What You Need to Conduct a GPR Survey
To conduct a GPR survey, you need the right equipment for the job at hand.
All-in-one systems provide everything you need to scan areas of the ground. With a little training, anyone can position and wheel these systems over survey areas, collecting data that can be used to make various decisions. Modular systems are designed to mount on trucks, ATVs and other vehicles, so you can easily cover the ground you’re scanning. And concrete scanning options come in handheld models that make it easier to scan inside buildings to find out what’s under concrete flooring or inside of walls.
Whatever system you choose, it’s important to ensure you’re equipped with the right components for the job. You’ll need a transmitter that sends signal into the ground and a receiver that accepts the feedback signals that tell the GPR technology what’s below and where. You also need technology that converts all that data into something you can use to make decisions or understand what’s under the ground or beyond concrete barriers. That may mean investing in the right GPR software solutions for your purpose.
What Are the Outputs of a GPR Survey?
The exact outputs of a GPR survey depend on the tools you’re using.
- The GPR technology used during survey activities is constantly collecting data about the structure of things under the ground. This data may be output in a variety of formats that you can feed into your own analytical systems or statistical analysis processes.
- If the solutions you’re using have integrated GPS options, the outputs can include data about exact locations. That can help you better pinpoint the locations of various structures, obstructions or other formations of interest.
- Most GPR survey software solutions output an image. Images help you see the size, shape and placement of various items below the surface you’re surveying. Experience with GPR readouts can help you easily identify items such as concrete barriers, metal or plastic pipes, air pockets and voids in the soil, rocks and other formations.
- Some survey solutions offer 3D imaging that models the subsurface and helps you get an even better idea of how formations and other items below ground fit together.
GPR Survey Benefits
GPR surveys are a go-to solution for many types of applications due to the benefits afforded by the technology. Here are some benefits you can expect from GPR surveys.
- Horizontal accuracy. GPR is fairly accurate, especially when it comes to the horizontal placement of items below ground. If you couple GPR technology with GPS, you can get an even better capture of where, horizontally on the landscape, an item is located. This lets teams understand where to dig if they want to uncover items or where not to dig or build if they’re trying to avoid infrastructure.
- Detects both conductive and non-conductive materials. Radar is actually the only remote sensing technology that can do this, giving GPR surveys a leg up on other methods if detecting both types of materials is a need.
- Wide-ranging applications.
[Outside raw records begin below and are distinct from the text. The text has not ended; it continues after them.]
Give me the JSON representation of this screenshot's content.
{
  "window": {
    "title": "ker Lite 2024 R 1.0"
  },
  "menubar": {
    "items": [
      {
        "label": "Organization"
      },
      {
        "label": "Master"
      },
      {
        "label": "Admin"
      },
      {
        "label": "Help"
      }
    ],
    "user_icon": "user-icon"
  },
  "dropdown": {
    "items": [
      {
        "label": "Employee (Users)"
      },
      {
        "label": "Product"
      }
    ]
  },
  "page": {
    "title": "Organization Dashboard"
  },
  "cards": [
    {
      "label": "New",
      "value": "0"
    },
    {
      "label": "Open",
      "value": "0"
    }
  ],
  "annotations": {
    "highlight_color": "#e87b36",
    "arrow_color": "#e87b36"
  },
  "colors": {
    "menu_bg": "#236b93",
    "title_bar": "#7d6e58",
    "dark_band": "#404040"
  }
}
GPR surveys work in a variety of applications, including utility mapping and construction surveys, some infrastructure inspections, environmental or geophysical research, and mapping out archaeology or grave sites.
- Easy to use. While you do need some experience to interpret the images on a GPR readout to know what they might be, the equipment itself is easy to operate. Most people can operate the US Radar all-in-one solutions, which roll over the ground almost like a lawnmower, with only a short amount of training.
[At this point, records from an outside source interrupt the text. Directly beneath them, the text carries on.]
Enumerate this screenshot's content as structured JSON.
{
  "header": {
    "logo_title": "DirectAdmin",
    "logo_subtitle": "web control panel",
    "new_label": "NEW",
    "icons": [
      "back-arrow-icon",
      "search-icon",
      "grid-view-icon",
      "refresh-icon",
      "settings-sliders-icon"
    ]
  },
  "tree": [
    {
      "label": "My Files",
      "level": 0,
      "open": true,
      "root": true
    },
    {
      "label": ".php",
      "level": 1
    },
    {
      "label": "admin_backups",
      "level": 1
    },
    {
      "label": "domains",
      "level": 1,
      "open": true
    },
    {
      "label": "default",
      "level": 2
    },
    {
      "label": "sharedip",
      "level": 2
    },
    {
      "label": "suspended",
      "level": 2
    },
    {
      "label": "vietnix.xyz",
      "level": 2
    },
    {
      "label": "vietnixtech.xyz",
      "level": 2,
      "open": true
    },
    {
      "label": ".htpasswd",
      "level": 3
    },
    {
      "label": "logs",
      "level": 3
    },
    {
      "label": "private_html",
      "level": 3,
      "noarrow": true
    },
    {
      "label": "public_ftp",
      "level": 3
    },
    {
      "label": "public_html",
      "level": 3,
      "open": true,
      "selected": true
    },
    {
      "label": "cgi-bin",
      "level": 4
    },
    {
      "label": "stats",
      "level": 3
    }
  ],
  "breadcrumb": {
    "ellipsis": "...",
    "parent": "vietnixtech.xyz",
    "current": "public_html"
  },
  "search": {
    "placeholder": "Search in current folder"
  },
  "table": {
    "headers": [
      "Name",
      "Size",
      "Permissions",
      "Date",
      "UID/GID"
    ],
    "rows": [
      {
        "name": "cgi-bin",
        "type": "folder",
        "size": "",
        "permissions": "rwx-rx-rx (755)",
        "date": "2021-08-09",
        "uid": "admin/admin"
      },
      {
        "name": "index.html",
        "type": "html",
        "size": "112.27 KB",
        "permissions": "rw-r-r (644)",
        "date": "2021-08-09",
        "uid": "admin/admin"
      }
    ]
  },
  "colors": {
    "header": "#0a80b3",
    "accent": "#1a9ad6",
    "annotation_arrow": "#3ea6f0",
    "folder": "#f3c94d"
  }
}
- Decent depth range. How deep GPR signals can penetrate depends on factors such as soil conditions and type, how many obstructions are in the area and the strength of the antenna. Penetration can range from 15cm to 30m.
- Safe for use in most locations. The frequencies used in GPR surveying are not inherently dangerous, so you can use the technology in public areas. The tech doesn’t usually interfere with other processes, but it’s always important to be careful around dangerous construction, industrial or mining zones.
- Fast access to data. GPR surveys deliver immediate data that can be viewed in the field. That reduces the time it takes to analyze an area and make a decision about digging, building or other processes. You can also save the data for review by others, which supports ongoing research or planning for projects.
- Doesn’t require digging. In most cases, you don’t have to dig to conduct a GPR survey. Not having to disturb the ground makes it possible to use this technology over landscapes that shouldn’t be damaged and conserve the pristine nature of an environment if you’re just conducting research.
- Cost-effective compared to competing methods. GPR technology tends to be less expensive than similar technologies. For information on pricing related to US Radar systems and software, contact us today.
Limitations of GPR Surveys
GPR surveys are not without limitations, though. If the near surface of an area has a large amount of heavy clay, the penetration depth of GPR may be measured in centimeters instead of meters. That can leave a lot of mystery left to what’s under the ground.
Another potential limitation of GPR is that it doesn’t always pass through everything below. If the frequencies hit a large metal pipe, for example, they may not detect two smaller plastic pipes running below the metal one.
Because of this, it’s important to be aware of limitations and account for them when analyzing survey results.
Get Started With GPR Surveys
US Radar offers a wide range of GPR survey equipment and GPR software. Our teams also provide tech support and training to help you get the most out of your survey solutions. If you need to know what lies beneath and can’t or don’t want to start digging, contact us today to find out more about GPR survey solutions.